Watching a close friend’s 18 month old son play with his mother’s iPad and seeing even at that age, he knew what to do with the device made me realise that his childhood, teenage years and adulthood will be very different from mine. Instead of feeling nostalgia for the days when babies played with wooden toys and learned to count on an abacus, I was ridiculously excited for him. He was developing a form of literacy that many adults don’t have, simply because they did not acquire it at a young age.
Twitter this week has been awash with, frankly, polarised opinions on whether mobile phones should be allowed in the classroom as a result of a post on the ‘Scenes from The Battleground’ Education blog entitled ‘The Insanity of Allowing Phones in Class’. The word ‘battleground’ seems oddly appropriate for this debate. One side tuts and shakes their head at what is deemed ‘progressive’ education; the other vehemently defends innovation and flexibility. One could almost imagine that the former is wearing a corduroy jacket and smoking a pipe and the latter is dressed in tie-dye and sandals, copy of The Guardian tucked under a bangled arm. Does it need to be so black and white?

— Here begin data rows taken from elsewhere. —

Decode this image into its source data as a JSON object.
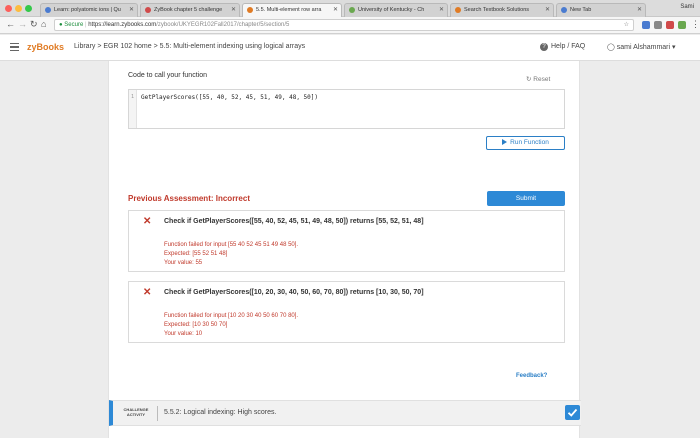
{
  "browser": {
    "tabs": [
      {
        "label": "Learn: polyatomic ions | Qu",
        "icon_color": "#4a7bd0"
      },
      {
        "label": "ZyBook chapter 5 challenge",
        "icon_color": "#d04a4a"
      },
      {
        "label": "5.5. Multi-element row arra",
        "icon_color": "#e07b24"
      },
      {
        "label": "University of Kentucky - Ch",
        "icon_color": "#6aa84f"
      },
      {
        "label": "Search Textbook Solutions",
        "icon_color": "#e07b24"
      },
      {
        "label": "New Tab",
        "icon_color": "#4a7bd0"
      }
    ],
    "active_tab": 2,
    "user_name": "Sami",
    "url_secure": "Secure",
    "url_host": "https://learn.zybooks.com",
    "url_path": "/zybook/UKYEGR102Fall2017/chapter/5/section/5"
  },
  "header": {
    "brand": "zyBooks",
    "breadcrumb": "Library > EGR 102 home > 5.5: Multi-element indexing using logical arrays",
    "help": "Help / FAQ",
    "user": "sami Alshammari"
  },
  "code": {
    "title": "Code to call your function",
    "reset": "Reset",
    "line_number": "1",
    "line": "GetPlayerScores([55, 40, 52, 45, 51, 49, 48, 50])",
    "run": "Run Function"
  },
  "assessment": {
    "title": "Previous Assessment: Incorrect",
    "submit": "Submit",
    "results": [
      {
        "title": "Check if GetPlayerScores([55, 40, 52, 45, 51, 49, 48, 50]) returns [55, 52, 51, 48]",
        "failed": "Function failed for input [55 40 52 45 51 49 48 50].",
        "expected": "Expected: [55 52 51 48]",
        "value": "Your value: 55"
      },
      {
        "title": "Check if GetPlayerScores([10, 20, 30, 40, 50, 60, 70, 80]) returns [10, 30, 50, 70]",
        "failed": "Function failed for input [10 20 30 40 50 60 70 80].",
        "expected": "Expected: [10 30 50 70]",
        "value": "Your value: 10"
      }
    ],
    "feedback": "Feedback?"
  },
  "challenge": {
    "label": "CHALLENGE ACTIVITY",
    "title": "5.5.2: Logical indexing: High scores."
  }
}
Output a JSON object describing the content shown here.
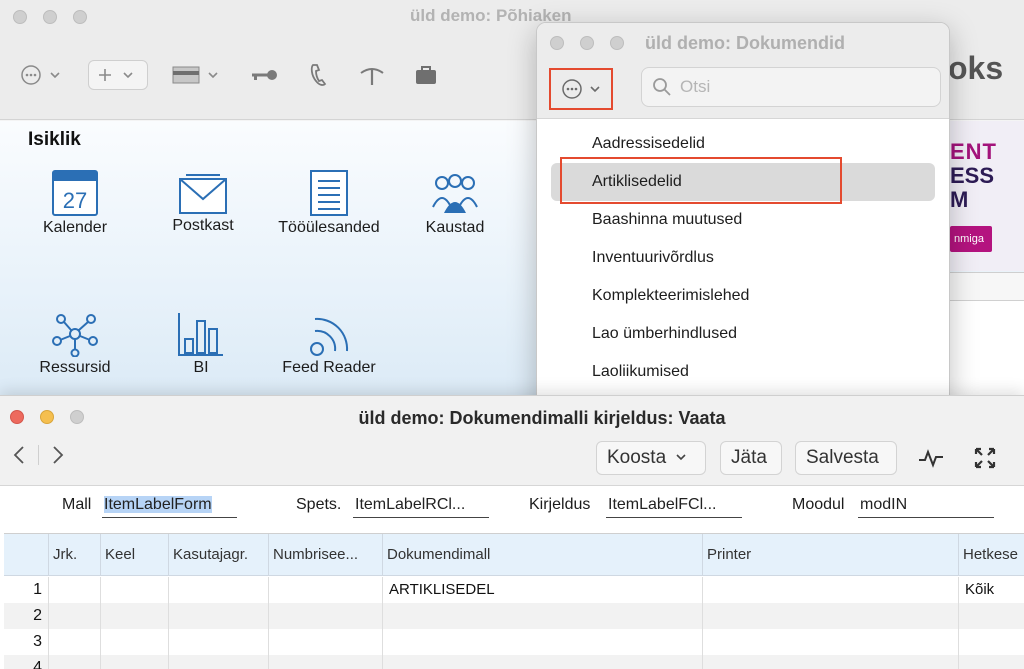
{
  "main_window": {
    "title": "üld demo: Põhiaken",
    "brand_fragment": "oks",
    "section_title": "Isiklik",
    "calendar_day": "27",
    "icons": [
      {
        "label": "Kalender",
        "icon": "calendar-icon"
      },
      {
        "label": "Postkast",
        "icon": "mail-icon"
      },
      {
        "label": "Tööülesanded",
        "icon": "task-list-icon"
      },
      {
        "label": "Kaustad",
        "icon": "people-folder-icon"
      },
      {
        "label": "Ressursid",
        "icon": "network-icon"
      },
      {
        "label": "BI",
        "icon": "bar-chart-icon"
      },
      {
        "label": "Feed Reader",
        "icon": "rss-feed-icon"
      }
    ],
    "promo": {
      "line1": "ENT",
      "line2": "ESS",
      "line3": "M",
      "button": "nmiga"
    }
  },
  "documents_window": {
    "title": "üld demo: Dokumendid",
    "search_placeholder": "Otsi",
    "items": [
      "Aadressisedelid",
      "Artiklisedelid",
      "Baashinna muutused",
      "Inventuurivõrdlus",
      "Komplekteerimislehed",
      "Lao ümberhindlused",
      "Laoliikumised"
    ],
    "selected_index": 1
  },
  "detail_window": {
    "title": "üld demo: Dokumendimalli kirjeldus: Vaata",
    "toolbar": {
      "koosta": "Koosta",
      "jata": "Jäta",
      "salvesta": "Salvesta"
    },
    "form": {
      "mall_label": "Mall",
      "mall_value": "ItemLabelForm",
      "spets_label": "Spets.",
      "spets_value": "ItemLabelRCl...",
      "kirjeldus_label": "Kirjeldus",
      "kirjeldus_value": "ItemLabelFCl...",
      "moodul_label": "Moodul",
      "moodul_value": "modIN"
    },
    "grid": {
      "columns": [
        "Jrk.",
        "Keel",
        "Kasutajagr.",
        "Numbrisee...",
        "Dokumendimall",
        "Printer",
        "Hetkese"
      ],
      "rows": [
        {
          "num": "1",
          "dokumendimall": "ARTIKLISEDEL",
          "hetkese": "Kõik"
        },
        {
          "num": "2",
          "dokumendimall": "",
          "hetkese": ""
        },
        {
          "num": "3",
          "dokumendimall": "",
          "hetkese": ""
        },
        {
          "num": "4",
          "dokumendimall": "",
          "hetkese": ""
        }
      ]
    }
  }
}
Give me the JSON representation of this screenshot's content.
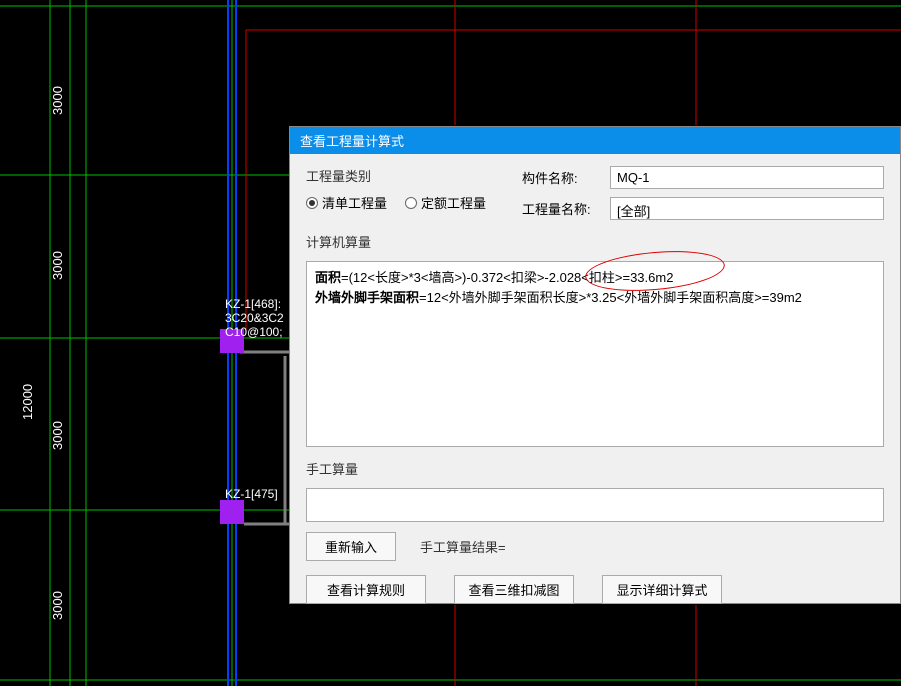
{
  "dialog": {
    "title": "查看工程量计算式",
    "type_label": "工程量类别",
    "radio_bill": "清单工程量",
    "radio_quota": "定额工程量",
    "component_label": "构件名称:",
    "component_value": "MQ-1",
    "qty_label": "工程量名称:",
    "qty_value": "[全部]",
    "calc_label": "计算机算量",
    "calc_line1_bold": "面积",
    "calc_line1_rest": "=(12<长度>*3<墙高>)-0.372<扣梁>-2.028<扣柱>=33.6m2",
    "calc_line2_bold": "外墙外脚手架面积",
    "calc_line2_rest": "=12<外墙外脚手架面积长度>*3.25<外墙外脚手架面积高度>=39m2",
    "manual_label": "手工算量",
    "btn_reinput": "重新输入",
    "result_label": "手工算量结果=",
    "btn_rule": "查看计算规则",
    "btn_3d": "查看三维扣减图",
    "btn_detail": "显示详细计算式"
  },
  "cad": {
    "dim_total": "12000",
    "dim_seg": "3000",
    "label1": "KZ-1[468]:",
    "label2": "3C20&3C2",
    "label3": "C10@100;",
    "label4": "KZ-1[475]"
  }
}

In the debate about the pitfalls and merits of new technologies in the classroom, something gets lost. In the age of the internet, a time of rapid change and development in society, we cannot afford to be so polarised in our opinions about technology and pedagogy. It is simply this: mobiles phones, laptops, palmtops, interactive whiteboards and all of the peripheral equipment are now indispensible items in teaching and indeed, our personal lives. Deciding to block out the existence of mobile phones is like censoring all conversations about sex – the more we avoid something, the more appealing it becomes. We create the taboo and expect children to not be curious. It’s a fairly Victorian concept.
Those of you shaking your heads in disbelief at my ‘progressive’ views should know that I am not standing in my classroom ignoring deviant children while they text each other during my lesson. Creating boundaries is part of our role – but boundaries are not the same thing as limits. We limit children when we prohibit them from using every tool that they have to learn.
I expect children to behave responsibly and to avoid using their phones in my lesson as it is not polite. If I see one, in accordance with the school’s policy, I will ask for it to be put away and explain why it isn’t appropriate. However, there have been times when I have deliberately asked for students to use their mobile phones in a lesson. Studying spoken language in English Language GCSE sometimes requires the use of a voice recorder to record conversations. Lots of students don’t know where that is on their phone and I show them because it is a tool they can use to succeed in their education. Believe it or not, when asked to put phones away at the end of the task, students have done it without fuss.
On a wider scale, the child who has used technology to facilitate their education and is comfortable with it could be seen as a step ahead of a child that has never had that experience. Techno-literacy is now just as important as basic reading and writing, particularly in a world where competition for jobs is fierce. The business world has long bemoaned the lack of basic skills in students, resulting in ‘remedial’ classes for young employees. However, the most common form of training provided to young people in business is in IT, according to the CBI/Pearson Education and Skills Survey. Perhaps this goes some way in showing that we have not spent enough time training our young people to use technologies they will need later in life, precisely because of a snobbery about which kind of literacy is more important. We don’t live in a world in which the three Rs will get you a job immediately. Our young people need techno-literacy to compete and this might just be part of our job as teachers now.
In the next two weeks, I will be teaching one of my English classes about non-fiction and media by asking them to create a documentary, using their mobiles phones to film interviews and to take pictures. I will trust them to use their phones sensibly by reminding them of the consequences of inappropriate use. I will use technology to facilitate the writing of explanation in the form of ‘voiceovers’, which they will record on their phones and save on a memory stick. I know that writing improves when it is relevant to a child’s life and has a real life context, so why would I shy away from using this vital piece of equipment that all of my students have?
And before you ask, no – I am not wearing either tie-dye or sandals.